• Task objective: Search the data for "true" and copy every matching line.

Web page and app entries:

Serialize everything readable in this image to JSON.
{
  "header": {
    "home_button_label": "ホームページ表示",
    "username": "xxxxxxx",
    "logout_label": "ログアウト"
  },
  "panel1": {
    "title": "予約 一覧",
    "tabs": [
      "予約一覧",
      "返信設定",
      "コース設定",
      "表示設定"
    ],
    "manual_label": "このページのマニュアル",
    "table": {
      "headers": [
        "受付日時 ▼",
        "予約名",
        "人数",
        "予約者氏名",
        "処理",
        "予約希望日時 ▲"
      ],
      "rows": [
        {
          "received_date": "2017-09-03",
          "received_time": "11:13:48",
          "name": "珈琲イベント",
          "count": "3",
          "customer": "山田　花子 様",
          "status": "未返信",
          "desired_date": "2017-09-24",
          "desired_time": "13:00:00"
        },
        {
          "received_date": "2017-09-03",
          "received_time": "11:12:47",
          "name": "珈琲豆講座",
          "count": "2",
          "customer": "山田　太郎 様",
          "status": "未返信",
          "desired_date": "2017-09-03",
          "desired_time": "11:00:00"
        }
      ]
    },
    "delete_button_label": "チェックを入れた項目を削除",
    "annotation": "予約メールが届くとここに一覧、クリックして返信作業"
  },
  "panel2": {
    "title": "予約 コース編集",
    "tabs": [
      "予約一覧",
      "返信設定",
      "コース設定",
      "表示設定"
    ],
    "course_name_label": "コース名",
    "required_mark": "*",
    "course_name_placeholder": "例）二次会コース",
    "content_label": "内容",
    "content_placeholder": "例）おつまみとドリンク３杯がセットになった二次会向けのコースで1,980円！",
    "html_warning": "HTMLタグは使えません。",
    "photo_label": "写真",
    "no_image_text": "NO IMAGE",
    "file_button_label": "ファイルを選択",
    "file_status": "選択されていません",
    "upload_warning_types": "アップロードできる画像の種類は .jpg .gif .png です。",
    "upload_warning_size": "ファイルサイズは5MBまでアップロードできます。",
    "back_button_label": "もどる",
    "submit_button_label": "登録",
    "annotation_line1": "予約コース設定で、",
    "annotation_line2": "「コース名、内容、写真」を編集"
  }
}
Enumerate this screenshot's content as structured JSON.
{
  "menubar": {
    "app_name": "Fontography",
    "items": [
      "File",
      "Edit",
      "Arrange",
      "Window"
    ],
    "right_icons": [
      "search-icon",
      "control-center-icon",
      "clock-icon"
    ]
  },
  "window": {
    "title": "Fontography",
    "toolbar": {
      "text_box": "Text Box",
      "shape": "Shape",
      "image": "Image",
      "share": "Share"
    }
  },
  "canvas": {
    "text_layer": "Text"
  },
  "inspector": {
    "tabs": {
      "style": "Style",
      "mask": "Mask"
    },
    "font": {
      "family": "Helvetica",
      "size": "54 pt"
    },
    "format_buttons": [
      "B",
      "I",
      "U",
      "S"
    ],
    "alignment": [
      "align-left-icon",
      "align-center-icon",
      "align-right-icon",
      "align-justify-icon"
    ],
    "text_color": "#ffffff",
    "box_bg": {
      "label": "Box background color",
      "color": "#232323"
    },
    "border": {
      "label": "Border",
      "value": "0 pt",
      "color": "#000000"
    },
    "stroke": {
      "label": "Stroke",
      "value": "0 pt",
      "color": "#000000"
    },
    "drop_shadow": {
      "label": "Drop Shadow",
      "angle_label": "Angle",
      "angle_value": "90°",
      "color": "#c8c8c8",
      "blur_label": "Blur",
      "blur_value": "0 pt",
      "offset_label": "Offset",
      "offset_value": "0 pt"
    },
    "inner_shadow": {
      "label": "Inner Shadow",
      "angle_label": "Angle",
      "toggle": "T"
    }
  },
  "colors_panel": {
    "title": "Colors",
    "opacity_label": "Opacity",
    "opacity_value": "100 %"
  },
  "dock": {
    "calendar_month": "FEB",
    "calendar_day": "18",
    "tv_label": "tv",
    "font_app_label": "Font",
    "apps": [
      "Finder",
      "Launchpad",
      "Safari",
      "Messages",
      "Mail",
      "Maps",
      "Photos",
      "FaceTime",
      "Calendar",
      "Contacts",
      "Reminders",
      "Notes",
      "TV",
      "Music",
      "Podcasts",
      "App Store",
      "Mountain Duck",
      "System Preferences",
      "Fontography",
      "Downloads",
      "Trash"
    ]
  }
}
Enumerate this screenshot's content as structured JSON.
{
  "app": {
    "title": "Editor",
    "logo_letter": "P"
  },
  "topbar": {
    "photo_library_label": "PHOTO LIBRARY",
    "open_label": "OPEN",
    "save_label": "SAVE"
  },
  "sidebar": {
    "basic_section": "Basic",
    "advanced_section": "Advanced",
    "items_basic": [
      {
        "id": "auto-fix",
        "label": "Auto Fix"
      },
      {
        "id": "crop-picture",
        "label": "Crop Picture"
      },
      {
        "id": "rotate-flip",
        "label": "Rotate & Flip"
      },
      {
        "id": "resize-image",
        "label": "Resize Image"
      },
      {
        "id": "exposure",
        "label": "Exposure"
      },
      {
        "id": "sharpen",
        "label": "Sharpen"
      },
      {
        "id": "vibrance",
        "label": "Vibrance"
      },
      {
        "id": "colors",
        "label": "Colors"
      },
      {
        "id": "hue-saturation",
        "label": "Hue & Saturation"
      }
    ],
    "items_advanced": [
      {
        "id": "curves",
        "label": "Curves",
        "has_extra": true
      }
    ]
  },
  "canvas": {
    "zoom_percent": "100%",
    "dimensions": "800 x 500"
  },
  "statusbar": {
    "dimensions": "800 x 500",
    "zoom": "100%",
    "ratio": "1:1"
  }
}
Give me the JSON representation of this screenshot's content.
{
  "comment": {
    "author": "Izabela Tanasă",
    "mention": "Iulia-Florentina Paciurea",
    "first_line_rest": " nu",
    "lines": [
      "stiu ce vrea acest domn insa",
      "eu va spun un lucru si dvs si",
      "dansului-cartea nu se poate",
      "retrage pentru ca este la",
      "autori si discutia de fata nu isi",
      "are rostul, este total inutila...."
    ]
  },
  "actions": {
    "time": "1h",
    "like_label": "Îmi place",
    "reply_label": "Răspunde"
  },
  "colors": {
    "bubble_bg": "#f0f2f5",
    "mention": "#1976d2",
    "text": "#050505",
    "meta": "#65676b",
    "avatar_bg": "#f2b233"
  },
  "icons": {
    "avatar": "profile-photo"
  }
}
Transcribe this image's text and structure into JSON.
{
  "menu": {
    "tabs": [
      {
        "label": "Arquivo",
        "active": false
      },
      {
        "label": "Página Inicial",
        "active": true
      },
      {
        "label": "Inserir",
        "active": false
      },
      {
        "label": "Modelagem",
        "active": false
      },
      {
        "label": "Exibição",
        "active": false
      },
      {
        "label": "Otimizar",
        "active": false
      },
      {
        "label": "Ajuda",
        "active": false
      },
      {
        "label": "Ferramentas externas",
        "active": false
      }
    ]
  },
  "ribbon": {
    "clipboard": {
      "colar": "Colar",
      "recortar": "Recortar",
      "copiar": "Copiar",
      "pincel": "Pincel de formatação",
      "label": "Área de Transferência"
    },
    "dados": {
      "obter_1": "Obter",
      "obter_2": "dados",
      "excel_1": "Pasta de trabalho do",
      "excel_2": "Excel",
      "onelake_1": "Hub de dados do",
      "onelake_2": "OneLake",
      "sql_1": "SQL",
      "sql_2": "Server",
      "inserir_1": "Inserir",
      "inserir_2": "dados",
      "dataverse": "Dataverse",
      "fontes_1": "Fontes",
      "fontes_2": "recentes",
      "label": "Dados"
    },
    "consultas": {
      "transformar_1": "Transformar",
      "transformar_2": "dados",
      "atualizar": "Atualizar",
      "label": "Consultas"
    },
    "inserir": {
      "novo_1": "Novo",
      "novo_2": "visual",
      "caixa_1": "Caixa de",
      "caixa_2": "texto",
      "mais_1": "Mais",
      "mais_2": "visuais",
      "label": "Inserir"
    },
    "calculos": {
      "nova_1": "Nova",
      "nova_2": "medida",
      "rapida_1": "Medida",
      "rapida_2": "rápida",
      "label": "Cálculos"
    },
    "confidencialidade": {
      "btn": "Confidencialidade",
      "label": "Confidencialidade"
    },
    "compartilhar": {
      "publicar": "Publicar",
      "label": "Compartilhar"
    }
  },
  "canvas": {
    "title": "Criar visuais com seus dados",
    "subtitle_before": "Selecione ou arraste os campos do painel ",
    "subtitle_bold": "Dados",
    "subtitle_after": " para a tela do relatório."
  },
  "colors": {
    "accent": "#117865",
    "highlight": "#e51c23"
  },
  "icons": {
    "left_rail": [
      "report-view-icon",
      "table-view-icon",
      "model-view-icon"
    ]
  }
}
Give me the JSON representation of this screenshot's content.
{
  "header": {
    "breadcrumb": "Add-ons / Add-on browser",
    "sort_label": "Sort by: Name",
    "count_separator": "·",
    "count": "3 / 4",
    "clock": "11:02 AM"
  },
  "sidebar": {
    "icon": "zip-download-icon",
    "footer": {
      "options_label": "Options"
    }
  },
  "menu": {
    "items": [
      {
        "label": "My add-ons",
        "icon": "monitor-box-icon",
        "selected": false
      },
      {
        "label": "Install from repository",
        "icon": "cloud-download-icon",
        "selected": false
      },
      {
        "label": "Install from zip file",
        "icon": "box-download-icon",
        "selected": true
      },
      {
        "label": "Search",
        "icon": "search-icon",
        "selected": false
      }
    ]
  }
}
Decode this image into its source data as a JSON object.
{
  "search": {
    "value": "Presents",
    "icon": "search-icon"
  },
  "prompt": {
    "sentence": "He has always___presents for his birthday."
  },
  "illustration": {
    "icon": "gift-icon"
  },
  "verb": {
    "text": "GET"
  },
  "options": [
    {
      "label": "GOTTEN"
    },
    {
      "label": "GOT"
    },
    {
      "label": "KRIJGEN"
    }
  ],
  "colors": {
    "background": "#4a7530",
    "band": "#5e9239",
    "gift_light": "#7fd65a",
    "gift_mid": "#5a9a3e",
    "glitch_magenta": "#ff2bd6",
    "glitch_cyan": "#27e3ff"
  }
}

• Task solution:
        "has_extra": true
        "active": true
        "selected": true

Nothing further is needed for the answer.